I've tried various arrangements ...

And I've settled for this one, which is now stitched together
And which, when I feel so inclined, I will quilt or stitch somehow, in time for the next Spectrum meeting in May.  All very well, but I'd rather be making a frock.
Do you ever find yourself with a long list of fairly important things you should be getting on with, but in fact, find yourself doing something that isn't, strictly, essential?  Yeah me too.  I saw a picture in a magazine of soaps wrapped in pretty paper.  Hence this now graces my bathroom.
Sometimes, you just have to do something because you want to.

There was a great programme on Radio 4 this week about protest songs, and I love this quote from Billy Bragg.  "For political songwriters, a Tory Government getting elected is like putting fat balls out for the birds on a frosty morning.  You just have to sit and watch and you know they're gonna come."

Black And White - ~Deep Purple

Thursday, 5 April 2012

Every Time We Say Goodbye

Been a bit of a blogging gap I'm afraid.  It's the old story - either you are doing loads of stuff and have no time to blog about it, or you've got plenty of time on your hands and nothing to talk about.
The week before last I did a two day workshop at Art Van Go with Lynda Monk which I've written about on the Art Van Go blog, so if you'd like to see what we did, you can read about it here
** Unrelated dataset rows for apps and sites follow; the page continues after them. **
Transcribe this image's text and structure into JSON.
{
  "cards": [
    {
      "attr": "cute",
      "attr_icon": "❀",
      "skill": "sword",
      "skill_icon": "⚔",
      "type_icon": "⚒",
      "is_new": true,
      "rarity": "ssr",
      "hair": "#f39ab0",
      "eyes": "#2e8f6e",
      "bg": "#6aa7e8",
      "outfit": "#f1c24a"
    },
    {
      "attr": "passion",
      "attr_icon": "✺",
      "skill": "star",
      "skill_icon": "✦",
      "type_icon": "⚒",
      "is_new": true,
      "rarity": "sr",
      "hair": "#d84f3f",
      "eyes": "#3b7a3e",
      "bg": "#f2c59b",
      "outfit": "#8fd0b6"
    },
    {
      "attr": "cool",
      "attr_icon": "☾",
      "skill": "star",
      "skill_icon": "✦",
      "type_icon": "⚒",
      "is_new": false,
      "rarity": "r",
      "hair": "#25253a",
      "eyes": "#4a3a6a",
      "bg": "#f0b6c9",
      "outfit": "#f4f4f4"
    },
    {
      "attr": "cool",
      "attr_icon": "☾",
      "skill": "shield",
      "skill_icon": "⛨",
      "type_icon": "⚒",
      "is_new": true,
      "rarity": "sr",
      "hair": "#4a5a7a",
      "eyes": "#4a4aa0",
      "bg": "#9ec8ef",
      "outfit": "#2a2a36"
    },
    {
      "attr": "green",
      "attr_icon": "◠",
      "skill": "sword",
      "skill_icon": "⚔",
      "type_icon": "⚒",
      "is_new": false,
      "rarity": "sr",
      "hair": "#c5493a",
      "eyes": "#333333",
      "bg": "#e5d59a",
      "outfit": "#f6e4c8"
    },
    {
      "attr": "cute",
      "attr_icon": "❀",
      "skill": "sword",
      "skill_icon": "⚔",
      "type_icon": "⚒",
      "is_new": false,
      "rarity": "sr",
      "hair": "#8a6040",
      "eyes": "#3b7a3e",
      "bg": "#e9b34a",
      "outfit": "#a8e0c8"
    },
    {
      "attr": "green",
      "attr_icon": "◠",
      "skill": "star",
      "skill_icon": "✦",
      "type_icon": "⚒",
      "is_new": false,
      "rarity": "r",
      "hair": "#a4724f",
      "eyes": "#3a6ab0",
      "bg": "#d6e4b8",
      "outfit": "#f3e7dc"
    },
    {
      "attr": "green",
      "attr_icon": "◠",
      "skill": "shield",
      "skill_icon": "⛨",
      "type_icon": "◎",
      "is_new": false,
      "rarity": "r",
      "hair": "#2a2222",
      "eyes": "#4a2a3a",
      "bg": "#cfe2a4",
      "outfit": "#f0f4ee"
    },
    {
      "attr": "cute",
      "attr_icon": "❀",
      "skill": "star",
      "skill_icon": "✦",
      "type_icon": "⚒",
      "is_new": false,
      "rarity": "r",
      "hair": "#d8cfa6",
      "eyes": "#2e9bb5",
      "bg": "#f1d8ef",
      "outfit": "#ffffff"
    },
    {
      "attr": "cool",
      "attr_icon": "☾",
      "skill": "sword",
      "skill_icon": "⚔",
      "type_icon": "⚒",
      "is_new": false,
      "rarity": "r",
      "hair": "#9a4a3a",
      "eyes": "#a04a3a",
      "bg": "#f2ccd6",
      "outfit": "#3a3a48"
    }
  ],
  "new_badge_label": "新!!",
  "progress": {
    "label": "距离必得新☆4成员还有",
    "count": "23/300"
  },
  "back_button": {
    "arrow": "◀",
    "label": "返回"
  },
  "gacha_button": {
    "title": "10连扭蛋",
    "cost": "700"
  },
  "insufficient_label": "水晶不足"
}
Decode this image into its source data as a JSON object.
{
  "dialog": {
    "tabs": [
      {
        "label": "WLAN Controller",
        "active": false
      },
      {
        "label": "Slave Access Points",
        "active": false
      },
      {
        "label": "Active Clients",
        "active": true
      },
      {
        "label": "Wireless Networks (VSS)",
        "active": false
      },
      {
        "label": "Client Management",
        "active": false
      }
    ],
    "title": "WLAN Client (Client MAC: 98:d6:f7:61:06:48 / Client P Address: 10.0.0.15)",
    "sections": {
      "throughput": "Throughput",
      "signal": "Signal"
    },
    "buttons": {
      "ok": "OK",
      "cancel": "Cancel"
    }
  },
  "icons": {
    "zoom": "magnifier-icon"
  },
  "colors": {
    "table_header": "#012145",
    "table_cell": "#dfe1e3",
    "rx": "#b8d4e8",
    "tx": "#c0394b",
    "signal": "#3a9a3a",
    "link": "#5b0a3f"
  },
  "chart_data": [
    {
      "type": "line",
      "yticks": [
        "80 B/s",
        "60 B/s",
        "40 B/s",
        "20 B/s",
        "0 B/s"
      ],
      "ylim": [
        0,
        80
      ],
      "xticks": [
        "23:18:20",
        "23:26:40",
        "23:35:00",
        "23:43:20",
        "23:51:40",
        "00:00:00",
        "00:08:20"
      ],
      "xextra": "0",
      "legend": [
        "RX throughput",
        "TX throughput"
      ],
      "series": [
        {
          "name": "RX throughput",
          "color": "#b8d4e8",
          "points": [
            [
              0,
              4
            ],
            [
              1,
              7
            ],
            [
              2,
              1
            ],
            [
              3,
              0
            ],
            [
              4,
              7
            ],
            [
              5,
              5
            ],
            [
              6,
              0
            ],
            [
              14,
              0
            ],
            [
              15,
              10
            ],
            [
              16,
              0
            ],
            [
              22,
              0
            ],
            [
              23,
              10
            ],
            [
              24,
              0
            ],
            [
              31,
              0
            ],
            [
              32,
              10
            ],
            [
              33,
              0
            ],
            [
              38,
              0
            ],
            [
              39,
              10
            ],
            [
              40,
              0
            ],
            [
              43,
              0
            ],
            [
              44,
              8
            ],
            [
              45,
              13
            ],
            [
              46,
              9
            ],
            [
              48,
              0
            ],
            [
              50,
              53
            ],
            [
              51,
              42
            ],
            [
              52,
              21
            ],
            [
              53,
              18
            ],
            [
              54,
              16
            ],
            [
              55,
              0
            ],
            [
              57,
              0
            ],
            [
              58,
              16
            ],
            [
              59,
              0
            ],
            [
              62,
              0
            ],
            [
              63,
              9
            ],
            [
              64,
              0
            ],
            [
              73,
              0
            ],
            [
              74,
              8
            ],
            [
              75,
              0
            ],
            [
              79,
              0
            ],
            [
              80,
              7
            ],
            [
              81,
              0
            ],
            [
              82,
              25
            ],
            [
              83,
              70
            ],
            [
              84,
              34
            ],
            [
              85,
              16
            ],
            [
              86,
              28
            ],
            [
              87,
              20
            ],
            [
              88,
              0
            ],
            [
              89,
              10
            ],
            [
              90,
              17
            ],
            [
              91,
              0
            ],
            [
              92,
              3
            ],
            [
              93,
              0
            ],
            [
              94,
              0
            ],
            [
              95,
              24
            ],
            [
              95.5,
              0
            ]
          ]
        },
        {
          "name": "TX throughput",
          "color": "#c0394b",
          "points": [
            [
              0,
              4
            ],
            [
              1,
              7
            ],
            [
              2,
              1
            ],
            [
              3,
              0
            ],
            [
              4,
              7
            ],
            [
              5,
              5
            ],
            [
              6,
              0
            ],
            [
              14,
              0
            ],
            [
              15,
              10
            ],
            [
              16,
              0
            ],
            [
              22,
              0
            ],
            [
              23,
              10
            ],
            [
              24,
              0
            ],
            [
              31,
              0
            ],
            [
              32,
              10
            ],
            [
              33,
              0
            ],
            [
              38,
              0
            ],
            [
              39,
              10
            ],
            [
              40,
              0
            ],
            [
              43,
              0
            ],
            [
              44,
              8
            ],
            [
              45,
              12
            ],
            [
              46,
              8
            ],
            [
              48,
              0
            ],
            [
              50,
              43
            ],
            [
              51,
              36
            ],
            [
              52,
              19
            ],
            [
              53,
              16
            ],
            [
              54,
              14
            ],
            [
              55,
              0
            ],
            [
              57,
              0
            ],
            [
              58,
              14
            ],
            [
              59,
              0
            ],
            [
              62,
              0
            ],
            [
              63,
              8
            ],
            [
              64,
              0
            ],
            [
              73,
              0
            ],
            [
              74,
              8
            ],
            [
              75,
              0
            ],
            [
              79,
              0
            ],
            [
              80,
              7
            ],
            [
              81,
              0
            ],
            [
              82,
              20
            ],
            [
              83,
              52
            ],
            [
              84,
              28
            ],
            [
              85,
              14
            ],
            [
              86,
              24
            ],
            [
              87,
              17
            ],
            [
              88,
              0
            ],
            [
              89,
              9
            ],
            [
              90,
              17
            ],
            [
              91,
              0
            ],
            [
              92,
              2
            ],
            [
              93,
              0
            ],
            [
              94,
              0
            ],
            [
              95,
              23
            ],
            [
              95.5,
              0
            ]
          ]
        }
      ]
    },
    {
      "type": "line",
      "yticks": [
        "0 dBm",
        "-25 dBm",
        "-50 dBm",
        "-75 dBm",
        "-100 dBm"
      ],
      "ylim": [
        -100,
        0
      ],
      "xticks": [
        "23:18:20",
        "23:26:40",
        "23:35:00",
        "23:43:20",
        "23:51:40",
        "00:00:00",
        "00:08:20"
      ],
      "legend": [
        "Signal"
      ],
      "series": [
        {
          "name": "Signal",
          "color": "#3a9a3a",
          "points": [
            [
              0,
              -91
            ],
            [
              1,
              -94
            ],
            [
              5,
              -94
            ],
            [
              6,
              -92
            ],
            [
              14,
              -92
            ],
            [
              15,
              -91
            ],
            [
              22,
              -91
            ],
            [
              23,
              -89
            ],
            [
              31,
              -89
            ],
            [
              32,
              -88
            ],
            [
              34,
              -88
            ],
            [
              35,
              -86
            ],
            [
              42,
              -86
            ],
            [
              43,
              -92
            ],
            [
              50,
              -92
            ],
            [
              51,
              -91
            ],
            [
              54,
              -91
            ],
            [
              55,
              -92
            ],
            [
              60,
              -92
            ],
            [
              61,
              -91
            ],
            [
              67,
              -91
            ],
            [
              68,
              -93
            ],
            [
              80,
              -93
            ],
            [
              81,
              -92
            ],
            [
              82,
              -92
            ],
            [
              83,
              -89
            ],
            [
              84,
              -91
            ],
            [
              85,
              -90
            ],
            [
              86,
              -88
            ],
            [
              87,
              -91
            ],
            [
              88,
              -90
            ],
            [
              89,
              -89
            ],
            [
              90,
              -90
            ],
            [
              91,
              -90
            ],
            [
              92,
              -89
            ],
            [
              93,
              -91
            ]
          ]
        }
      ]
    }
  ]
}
Last weekend I went to Yorkshire with my sister's family, to say our final farewell to her at a beautiful spot in the Yorkshire Dales.  Linda went on holiday to Kettlewell last May, before she knew she was ill, and it was while she was out for a walk with her family and the dogs, that they just happened upon this place.  Linda said it was her perfect location, and that if she could build a cottage anywhere in the world, it would be on the bank overlooking this river.
I could see exactly why it would appeal to her, she always did love a stepping stone
It was an occasion with a few tears, but also a few laughs, because one of the other things that would have made it her perfect spot, was that it had a makeshift swing, and she was always partial to those, so she would have definitely have approved of this
and I must say Jess didn't take too much encouragement - although she was the only one tiny enough to have risked the insubstantial rope!  And, it was the perfect day for Linda too - sunny, but not too hot
And surrounded by lots of little lambs

Altogether, I just know she would have approved of her final resting place.

I also know without a doubt, that Linda would have told us not to mope around for the rest of the week, but to enjoy our holiday. So bearing that in mind, later on in the week I went to Salts Mill, in Saltaire, near Bradford.  I didn't even know the place existed until I went to the David Hockney exhibition and saw this painting...
Apparently the mill opened in 1853, having been built for Titus Salt who had made a fortune in textiles.  In 1987 it was empty, and was bought by young entrepreneur Jonathan Silver, who created the 1853 gallery to exhibit the work of his friend, David Hockney. 

It was definitely worth the drive from the Dales
I spent hours in there, with coffee and scone in the cafe, (there's a restaurant too) a browse (and a little bit of shopping) in the fantastic bookshop, and a good look around the gallery - especially the projection of ipad paintings - I must have sat there for 20 minutes and although the paintings changed about every ten seconds, I didn't see the same one twice.
These are some of my favourites

and, as the man himself says, 
all made on the iphone or ipad - not a brush in sight.
Very inspirational, which is why I went home and did this
Well, it's a start.

Every Time We Say Goodbye - Ella Fitzgerald